■ **Assignment**
Print the listing below again. Change nothing.

■ **Data shown**
.....
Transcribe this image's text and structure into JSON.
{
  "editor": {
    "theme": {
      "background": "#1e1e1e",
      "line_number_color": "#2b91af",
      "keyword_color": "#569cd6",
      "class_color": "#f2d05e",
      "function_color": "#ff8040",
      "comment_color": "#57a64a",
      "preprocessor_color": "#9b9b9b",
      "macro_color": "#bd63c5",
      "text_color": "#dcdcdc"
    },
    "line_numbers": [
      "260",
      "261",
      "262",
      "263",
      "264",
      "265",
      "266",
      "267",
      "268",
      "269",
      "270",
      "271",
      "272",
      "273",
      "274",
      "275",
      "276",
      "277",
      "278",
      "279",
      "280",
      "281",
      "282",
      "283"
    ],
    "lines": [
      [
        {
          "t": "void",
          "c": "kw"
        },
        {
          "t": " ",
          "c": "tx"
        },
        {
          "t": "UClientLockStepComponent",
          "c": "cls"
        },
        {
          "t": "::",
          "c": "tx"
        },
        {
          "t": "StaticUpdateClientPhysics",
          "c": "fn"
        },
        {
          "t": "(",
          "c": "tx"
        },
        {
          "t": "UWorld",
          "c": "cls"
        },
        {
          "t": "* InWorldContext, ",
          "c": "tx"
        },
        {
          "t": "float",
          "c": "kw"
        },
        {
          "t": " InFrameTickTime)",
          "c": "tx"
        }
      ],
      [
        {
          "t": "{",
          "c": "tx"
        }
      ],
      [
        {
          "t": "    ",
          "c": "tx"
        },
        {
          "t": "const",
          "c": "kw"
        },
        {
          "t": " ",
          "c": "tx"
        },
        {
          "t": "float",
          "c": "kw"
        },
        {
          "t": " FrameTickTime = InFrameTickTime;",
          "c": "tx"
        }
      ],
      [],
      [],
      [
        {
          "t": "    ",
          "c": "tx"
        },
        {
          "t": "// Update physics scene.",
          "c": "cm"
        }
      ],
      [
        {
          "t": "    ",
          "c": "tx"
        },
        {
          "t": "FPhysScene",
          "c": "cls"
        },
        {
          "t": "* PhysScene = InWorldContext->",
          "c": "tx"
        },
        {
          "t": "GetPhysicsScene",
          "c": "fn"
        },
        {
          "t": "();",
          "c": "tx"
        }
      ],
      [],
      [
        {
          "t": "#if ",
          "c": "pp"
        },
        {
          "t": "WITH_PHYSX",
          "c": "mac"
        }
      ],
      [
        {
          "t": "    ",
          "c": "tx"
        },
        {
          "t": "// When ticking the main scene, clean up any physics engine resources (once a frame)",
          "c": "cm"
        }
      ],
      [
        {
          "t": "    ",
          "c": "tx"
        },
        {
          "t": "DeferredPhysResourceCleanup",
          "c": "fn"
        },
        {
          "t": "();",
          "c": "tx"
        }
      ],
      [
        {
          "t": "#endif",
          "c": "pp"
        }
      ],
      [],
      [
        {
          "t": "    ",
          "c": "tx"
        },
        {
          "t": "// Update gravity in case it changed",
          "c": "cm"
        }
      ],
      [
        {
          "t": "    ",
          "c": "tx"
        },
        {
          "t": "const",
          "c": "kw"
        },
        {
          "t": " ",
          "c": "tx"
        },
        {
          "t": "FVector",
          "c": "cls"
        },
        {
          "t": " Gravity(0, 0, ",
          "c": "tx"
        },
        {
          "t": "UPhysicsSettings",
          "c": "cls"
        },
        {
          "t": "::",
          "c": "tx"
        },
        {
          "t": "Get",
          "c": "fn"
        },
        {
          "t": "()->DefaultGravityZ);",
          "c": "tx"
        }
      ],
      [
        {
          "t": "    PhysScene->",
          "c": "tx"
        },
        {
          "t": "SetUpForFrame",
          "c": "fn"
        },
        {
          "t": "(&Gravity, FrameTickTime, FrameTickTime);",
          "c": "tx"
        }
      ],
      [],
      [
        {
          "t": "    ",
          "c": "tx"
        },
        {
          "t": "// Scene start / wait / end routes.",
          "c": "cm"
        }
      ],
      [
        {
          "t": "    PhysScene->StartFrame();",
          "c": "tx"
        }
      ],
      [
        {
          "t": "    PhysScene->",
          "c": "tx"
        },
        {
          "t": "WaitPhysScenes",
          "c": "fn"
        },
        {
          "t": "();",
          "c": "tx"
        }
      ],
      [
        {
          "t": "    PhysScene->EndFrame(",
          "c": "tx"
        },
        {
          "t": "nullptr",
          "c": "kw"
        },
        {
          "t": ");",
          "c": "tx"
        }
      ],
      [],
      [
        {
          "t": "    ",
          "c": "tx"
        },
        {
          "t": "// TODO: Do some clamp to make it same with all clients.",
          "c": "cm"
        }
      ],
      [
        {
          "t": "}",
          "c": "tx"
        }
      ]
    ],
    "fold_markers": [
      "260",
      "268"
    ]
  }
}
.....
■ **Response below**
Transcribe this image's text and structure into JSON.
{
  "editor": {
    "theme": {
      "background": "#1e1e1e",
      "line_number_color": "#2b91af",
      "keyword_color": "#569cd6",
      "class_color": "#f2d05e",
      "function_color": "#ff8040",
      "comment_color": "#57a64a",
      "preprocessor_color": "#9b9b9b",
      "macro_color": "#bd63c5",
      "text_color": "#dcdcdc"
    },
    "line_numbers": [
      "260",
      "261",
      "262",
      "263",
      "264",
      "265",
      "266",
      "267",
      "268",
      "269",
      "270",
      "271",
      "272",
      "273",
      "274",
      "275",
      "276",
      "277",
      "278",
      "279",
      "280",
      "281",
      "282",
      "283"
    ],
    "lines": [
      [
        {
          "t": "void",
          "c": "kw"
        },
        {
          "t": " ",
          "c": "tx"
        },
        {
          "t": "UClientLockStepComponent",
          "c": "cls"
        },
        {
          "t": "::",
          "c": "tx"
        },
        {
          "t": "StaticUpdateClientPhysics",
          "c": "fn"
        },
        {
          "t": "(",
          "c": "tx"
        },
        {
          "t": "UWorld",
          "c": "cls"
        },
        {
          "t": "* InWorldContext, ",
          "c": "tx"
        },
        {
          "t": "float",
          "c": "kw"
        },
        {
          "t": " InFrameTickTime)",
          "c": "tx"
        }
      ],
      [
        {
          "t": "{",
          "c": "tx"
        }
      ],
      [
        {
          "t": "    ",
          "c": "tx"
        },
        {
          "t": "const",
          "c": "kw"
        },
        {
          "t": " ",
          "c": "tx"
        },
        {
          "t": "float",
          "c": "kw"
        },
        {
          "t": " FrameTickTime = InFrameTickTime;",
          "c": "tx"
        }
      ],
      [],
      [],
      [
        {
          "t": "    ",
          "c": "tx"
        },
        {
          "t": "// Update physics scene.",
          "c": "cm"
        }
      ],
      [
        {
          "t": "    ",
          "c": "tx"
        },
        {
          "t": "FPhysScene",
          "c": "cls"
        },
        {
          "t": "* PhysScene = InWorldContext->",
          "c": "tx"
        },
        {
          "t": "GetPhysicsScene",
          "c": "fn"
        },
        {
          "t": "();",
          "c": "tx"
        }
      ],
      [],
      [
        {
          "t": "#if ",
          "c": "pp"
        },
        {
          "t": "WITH_PHYSX",
          "c": "mac"
        }
      ],
      [
        {
          "t": "    ",
          "c": "tx"
        },
        {
          "t": "// When ticking the main scene, clean up any physics engine resources (once a frame)",
          "c": "cm"
        }
      ],
      [
        {
          "t": "    ",
          "c": "tx"
        },
        {
          "t": "DeferredPhysResourceCleanup",
          "c": "fn"
        },
        {
          "t": "();",
          "c": "tx"
        }
      ],
      [
        {
          "t": "#endif",
          "c": "pp"
        }
      ],
      [],
      [
        {
          "t": "    ",
          "c": "tx"
        },
        {
          "t": "// Update gravity in case it changed",
          "c": "cm"
        }
      ],
      [
        {
          "t": "    ",
          "c": "tx"
        },
        {
          "t": "const",
          "c": "kw"
        },
        {
          "t": " ",
          "c": "tx"
        },
        {
          "t": "FVector",
          "c": "cls"
        },
        {
          "t": " Gravity(0, 0, ",
          "c": "tx"
        },
        {
          "t": "UPhysicsSettings",
          "c": "cls"
        },
        {
          "t": "::",
          "c": "tx"
        },
        {
          "t": "Get",
          "c": "fn"
        },
        {
          "t": "()->DefaultGravityZ);",
          "c": "tx"
        }
      ],
      [
        {
          "t": "    PhysScene->",
          "c": "tx"
        },
        {
          "t": "SetUpForFrame",
          "c": "fn"
        },
        {
          "t": "(&Gravity, FrameTickTime, FrameTickTime);",
          "c": "tx"
        }
      ],
      [],
      [
        {
          "t": "    ",
          "c": "tx"
        },
        {
          "t": "// Scene start / wait / end routes.",
          "c": "cm"
        }
      ],
      [
        {
          "t": "    PhysScene->StartFrame();",
          "c": "tx"
        }
      ],
      [
        {
          "t": "    PhysScene->",
          "c": "tx"
        },
        {
          "t": "WaitPhysScenes",
          "c": "fn"
        },
        {
          "t": "();",
          "c": "tx"
        }
      ],
      [
        {
          "t": "    PhysScene->EndFrame(",
          "c": "tx"
        },
        {
          "t": "nullptr",
          "c": "kw"
        },
        {
          "t": ");",
          "c": "tx"
        }
      ],
      [],
      [
        {
          "t": "    ",
          "c": "tx"
        },
        {
          "t": "// TODO: Do some clamp to make it same with all clients.",
          "c": "cm"
        }
      ],
      [
        {
          "t": "}",
          "c": "tx"
        }
      ]
    ],
    "fold_markers": [
      "260",
      "268"
    ]
  }
}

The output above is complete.